It has been three years since the last album from everyone’s favourite Disturbed/Stone Sour/Pantera hybrid, which by Five Finger Death Punch‘s standards is virtually an eternity. That time has been filled with record label law suits and on stage meltdowns that have led to lead singer Ivan Moody leaving the band, rejoining and then, several months down the line, leaving again before finally recommitting prior to the recording of this album. Prior to these issues, Five Finger were touted as the next big thing and potential future festival headliners. So, following the long wait, there is a lot riding on this album.

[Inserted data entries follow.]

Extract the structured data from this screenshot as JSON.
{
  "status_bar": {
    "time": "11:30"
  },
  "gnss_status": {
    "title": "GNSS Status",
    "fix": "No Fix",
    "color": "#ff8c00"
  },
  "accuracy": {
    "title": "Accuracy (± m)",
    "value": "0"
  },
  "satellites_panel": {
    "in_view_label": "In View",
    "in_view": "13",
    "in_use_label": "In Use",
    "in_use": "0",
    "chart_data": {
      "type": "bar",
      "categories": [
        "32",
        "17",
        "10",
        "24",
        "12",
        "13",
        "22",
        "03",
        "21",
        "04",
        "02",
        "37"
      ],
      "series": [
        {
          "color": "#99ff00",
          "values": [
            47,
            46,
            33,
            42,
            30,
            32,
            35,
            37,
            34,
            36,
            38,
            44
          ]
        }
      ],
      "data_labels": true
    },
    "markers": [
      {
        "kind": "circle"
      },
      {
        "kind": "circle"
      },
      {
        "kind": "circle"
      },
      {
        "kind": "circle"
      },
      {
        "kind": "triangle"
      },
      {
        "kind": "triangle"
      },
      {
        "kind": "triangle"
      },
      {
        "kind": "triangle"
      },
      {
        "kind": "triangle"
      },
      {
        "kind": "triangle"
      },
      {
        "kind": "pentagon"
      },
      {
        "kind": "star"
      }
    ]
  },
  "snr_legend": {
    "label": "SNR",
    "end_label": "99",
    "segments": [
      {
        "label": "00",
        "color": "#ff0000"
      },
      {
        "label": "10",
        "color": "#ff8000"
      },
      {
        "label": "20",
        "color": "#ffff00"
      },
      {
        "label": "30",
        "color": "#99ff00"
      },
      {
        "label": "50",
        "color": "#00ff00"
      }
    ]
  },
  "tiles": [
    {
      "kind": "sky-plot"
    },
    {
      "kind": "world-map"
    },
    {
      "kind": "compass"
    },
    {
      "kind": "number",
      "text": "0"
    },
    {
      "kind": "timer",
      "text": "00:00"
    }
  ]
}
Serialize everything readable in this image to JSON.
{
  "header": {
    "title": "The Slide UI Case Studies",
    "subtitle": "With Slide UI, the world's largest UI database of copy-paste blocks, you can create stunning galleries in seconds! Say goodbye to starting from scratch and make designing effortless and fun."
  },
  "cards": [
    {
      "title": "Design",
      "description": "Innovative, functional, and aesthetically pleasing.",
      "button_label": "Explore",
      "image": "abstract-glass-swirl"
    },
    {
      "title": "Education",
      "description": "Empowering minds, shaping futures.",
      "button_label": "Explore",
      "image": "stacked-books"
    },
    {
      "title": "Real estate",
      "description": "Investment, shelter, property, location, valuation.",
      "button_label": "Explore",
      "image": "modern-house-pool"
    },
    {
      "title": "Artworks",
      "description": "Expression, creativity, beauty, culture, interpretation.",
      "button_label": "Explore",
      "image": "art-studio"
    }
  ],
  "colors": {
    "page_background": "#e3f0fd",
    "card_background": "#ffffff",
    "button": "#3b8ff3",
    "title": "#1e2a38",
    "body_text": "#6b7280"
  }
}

The intervening three years do not appear to have altered the formula that has rewarded them so well in the past. Fake kicks things off with a chugging riff, heavily produced drums beating the path forward and a chorus containing the just ever so slightly ham-fisted lyric “You’re a fake motherfucker/I hate you motherfucker/I’ll break you motherfucker.” Ah, poetry. But let’s be honest here, if you came into Five Finger Death Punch‘s 7th studio album expecting Bob Dylan, you haven’t been listening to the bands output and to complain or criticise it at this point is a waste of breath and ink. The point is that Fake, like its follow ups Top Of The World and Sham Pain is a song powered by huge guitars and a chorus that, regardless of it’s lyrical content makes you want to scream it back in the live environment. It is worth mentioning here that Sham Pain is actually quite interesting lyrically as it sees Ivan addressing the issues he has faced in a very honest manner which no doubt will attract adoration from those are already on his side and disdain from every one else.
However, from this excellent start, the remaining ten tracks suffer from an over saturation of power balladry. From the incredibly saccharine I Refuse through When The Seasons Change, Stuck In My Ways, Gone Away and Will The Sun Ever Rise, one can’t help but feel they have slightly over stretched themselves and would be better sticking to what they’re best at, massive heavy metal songs, of which Fire In The Hole might be one of the most enjoyable they’ve ever written. But then on the flip side of that coin Bloody is one of the worst songs the band have penned, an overly produced mishmash of industrial beats and a thoroughly unmemorable chorus.
There’s enough good songs here to top up the live set and some should become permanent fixtures on the setlist from this point forwards and, when you consider that bands such as Slipknot and Biffy Clyro have headlined Download after similar missteps in their studio output, this should not prevent them from hitting the heights previously suggested. Temper Temper it ain’t. However, as a whole the album sags too much especially in the latter half and does not live up to the heights they have previously set themselves.